Classic foliage includes holly, ivy, fresh pine branches and spruce, and other options include birch willow, dogwood and hazel. And of course, for some designs, you will need lots of moss.
A Traditional Wreath of Holly and Ivy
Traditional wreaths can be made with holly (Ilex aquifolium) and ivy (Hedera). The glossy, shiny oval holly leaves will look glorious on their own or why not choose sprigs with their rich scarlet berries. Holly is an evergreen so it keeps green throughout the year and can be found in woodlands and hedgerows. Did you know that holly is dioecious which means there are separate male and female plants and the male plants cannot produce berries? There are several variants including variegated, which can be green and white or green and yellow and some even have yellow berries.
Ivy has dense dark green glossy leaves with pale veins and so is perfect for wreath building and in winter has black berries. Cultivated varieties of ivy are often variegated with yellow, cream and white.

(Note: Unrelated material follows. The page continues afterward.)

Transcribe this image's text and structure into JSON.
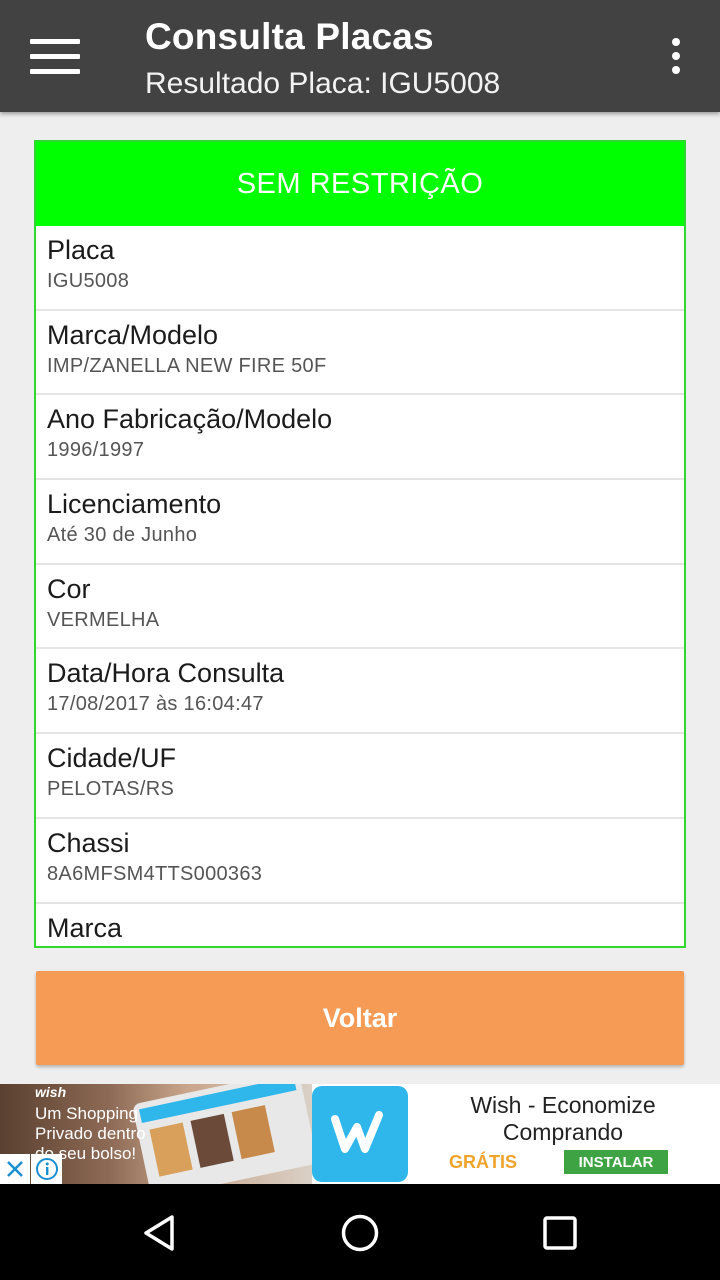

Pine and Spruce
Fresh pine and spruce branches are available in a variety of shades of green from luxurious dark green to lighter hues and of course the blue spruce with its distinctive greenish-silvery-blue foliage. Pine cones come in all shapes and sizes and are perfect for adding to wreaths and they can be scented by adding fragrant oils such as cinnamon, which is probably the most popular although you can use any scented essential oil, such as apple, orange, nutmeg or peppermint.
Ideas include ribbons and bows, cinnamon sticks, pinecones, berries and dried apple or orange slices. You could also think about spices such as rosemary sprigs and bay leaves to generate scents and aromas. Other interesting additions for colour and fragrance include red chillies, black peppercorns, juniper, eucalyptus, dried roses, crab apples and of course one of our absolute favourites, lavender.
Festive ornaments can add further colours in the form of round balls or bells and why not add some glitter to give sparkle. Colourful sprays will add shimmer as well as also extending the wreath’s life.
Make Your Wreaths In Early December
Did you know that wreaths when placed outdoors could last as long as 4 to 5 weeks? So late November or early December is a great time for making your festive wreaths.
Here at Lily & Lavender, we believe that there really isn’t anything quite like a freshly made wreath complete with the scents and foliage of the festive season. So why not join Carol on one of her festive wreath making workshops?
Wreath Making Workshops
Lily & Lavender is running Wreath Making workshops where you will learn how to create your own wreaths, which will look absolutely amazing when your friends and family visit you and they will also make great presents. The workshops are interactive and fun and will be taking place on Thursday 7th, Friday 8th and Saturday 9th December from 11am to 2pm in Cross in Hand, East Sussex.
To book and to find out more about these fabulous workshops go to the Lily & Lavender Facebook events page at https://www.facebook.com/events/239774303215403??ti=ia or email Carol at firstname.lastname@example.org.